Tuesday, November 11, 2008

The way it was

Today is Veteran's Day, formerly known as Armistice Day. On the eleventh hour of the eleventh day of the eleventh month in 1918, they finally stopped the bloodshed in World War One, the War To End All Wars. My grandfather fought in that war.

But the fates were just getting warmed up. World War Two, the Big One, came next.

I rode a tank
Held a general's rank
When the blitzkrieg raged
And the bodies stank

My father fought in that war.

At a place called Peleliu. Never heard of it? Then you're obviously not either a former Marine or the descendant of someone who was there. Because no one else knows a thing about it.

On that island in 1944, the First Marine Division, 15,000 strong, locked itself in a struggle with 13,000 Japanese defenders in a fight to the death. Strategically it was insignificant, but the enemy garrison was wiped out entirely while 5,000 Marines went down. You do the math.

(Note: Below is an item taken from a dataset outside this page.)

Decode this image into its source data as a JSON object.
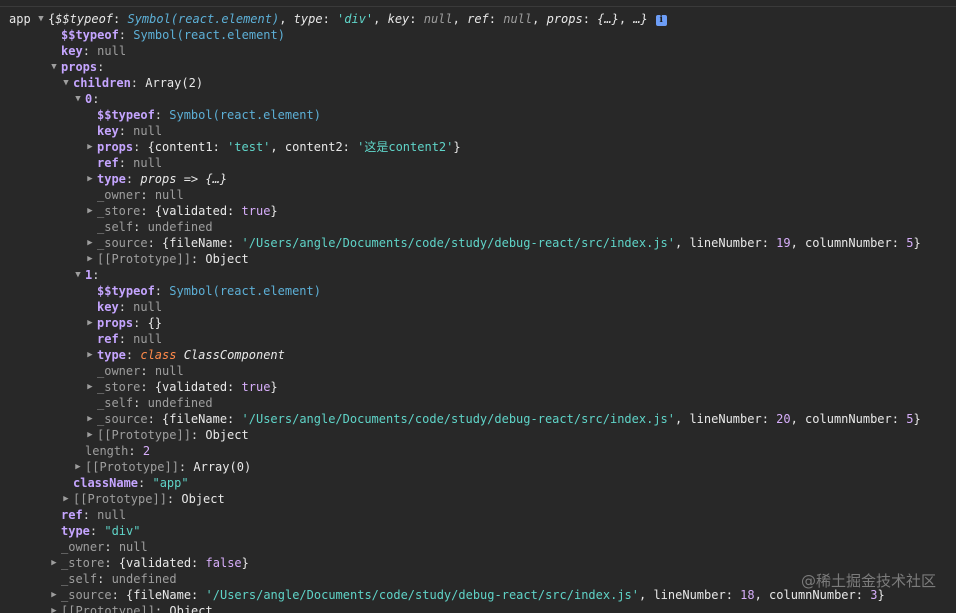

The Marines fought for three months amidst razor-sharp coral hills in places with names like Bloody Nose Ridge and the Valley of Death, in temperatures soaring to 118 degrees. It was hell on earth.

As a young boy, I wanted to hear war stories. My Dad was a likely source, because he had seen the elephant. But he only told funny stories. Like the time he wandered down to the river alone on Peleliu to bathe, naked, with only a towel in his hand. Nineteen year-olds obviously don't always make the best choices. He encountered an enemy platoon in full combat gear.

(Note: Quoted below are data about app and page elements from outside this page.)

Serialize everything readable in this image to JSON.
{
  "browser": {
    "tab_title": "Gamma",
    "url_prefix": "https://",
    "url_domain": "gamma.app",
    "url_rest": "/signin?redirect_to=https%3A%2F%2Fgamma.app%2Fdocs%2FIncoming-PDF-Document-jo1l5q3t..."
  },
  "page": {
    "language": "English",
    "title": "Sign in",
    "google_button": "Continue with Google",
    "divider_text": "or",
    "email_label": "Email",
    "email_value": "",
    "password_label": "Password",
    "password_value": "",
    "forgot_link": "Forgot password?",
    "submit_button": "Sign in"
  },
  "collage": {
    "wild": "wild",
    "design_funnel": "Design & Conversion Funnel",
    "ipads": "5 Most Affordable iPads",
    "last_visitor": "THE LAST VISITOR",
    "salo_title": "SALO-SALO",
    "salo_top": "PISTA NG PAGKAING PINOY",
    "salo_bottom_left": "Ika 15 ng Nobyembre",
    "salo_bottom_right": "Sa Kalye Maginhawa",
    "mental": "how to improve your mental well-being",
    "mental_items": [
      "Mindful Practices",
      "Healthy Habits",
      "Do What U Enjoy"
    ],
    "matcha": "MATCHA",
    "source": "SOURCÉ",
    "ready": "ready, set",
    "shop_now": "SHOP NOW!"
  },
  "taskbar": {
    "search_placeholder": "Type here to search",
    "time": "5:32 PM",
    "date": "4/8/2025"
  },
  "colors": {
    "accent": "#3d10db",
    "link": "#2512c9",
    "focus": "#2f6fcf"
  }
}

What happened? As my Dad related it, deadpan, they all got away.

Anyway, he had another story he thought was funny. About the time he was crawling along a trench when he encountered two riflemen and a flamethrower hunkered down trying to deal with an enemy machine gun nest some thirty yards away. The flamethrower didn't want to stick his head up and draw fire so he stuck the nozzle of his weapon over the lip of the trench and, moving it around blindly, asked the other two Marines, "Over here? Is that the direction?"

Those Marines assented that he seemed to have the nozzle pointing about right and he discharged his full load without ever looking. Those heavy flamethrowers only had about an eight-second capacity.

My Dad thought this image of a flamethrower firing blindly, one-handed, was funny. This was the end of the story, and it was always told with a twinkle in his eye.

But I was a persistent young boy. One day I insisted on knowing what happened to the machine gun nest.

"Why, we got it."

I wouldn't let it go. "But how do you know, Dad?"

I remember my Dad's voice tightening and his eyes losing their lustre. His look became distant and detached.

"Well, because we got up and charged them, and they were burning so we shot them."

He never told the story again.

You can't imagine how much I miss my Dad. He was a hale and hearty 60 year-old before he fell ill with lung cancer and died the next year, in 1986. I was only thirty-four. I regret that only one of my three children was ever held in his strong hands.


Sunshine said...

Bless you for a deep and thoughtful post on this Veteran's Day.. and gratitude to those of your family who served... Wishing you peace for all that the stories and losses have meant to you.

I remember a West Wing episode .. where the President ordered a bombing ... while attending a musical performance... the last line of the finale was "What was triumphant in war has been made glorious in peace."
War is all of that, I suppose.

Ah yes, Minnesota voters!! The senatorial results are still in limbo. It should be noted that for the last 3 weeks before the election, the Republican Senatorial election committee poured millions of dollars into the coffers of the TV stations here with their hateful negative ugly comic-like anti-Franken ads .. after Coleman had said he was stopping his negative ads.

Wow, after this long comment, I hope other people will comment too....

David said...


I was channeling you last weekend in my racing double. Thanks for the shirt.

CewTwo said...

I love the way that you combine human baser emotions in your posts. I smile, I frown, I laugh, I contemplate life.

Thanks, Peter! I am a vet. No war, no action... Just a missileman in a very safe area. The only stories I have are of long hours, lots of inspections, and excellent memories of other men that served in the same place and at the same time. I still communicate with some of those that I served with!

Rainmaker said...

It's amazing to see the photos of that ridge (and that island) during the war. Looks more like a bombed out sand lot with not a strain of vegetation on it.

Very well thought through post.

ShirleyPerly said...

Nice tribute to your dad. Sad that he passed away so relatively young. Being a history nut and a former Marine, I'll bet my husband knows about Peleliu. Thanks for educating me.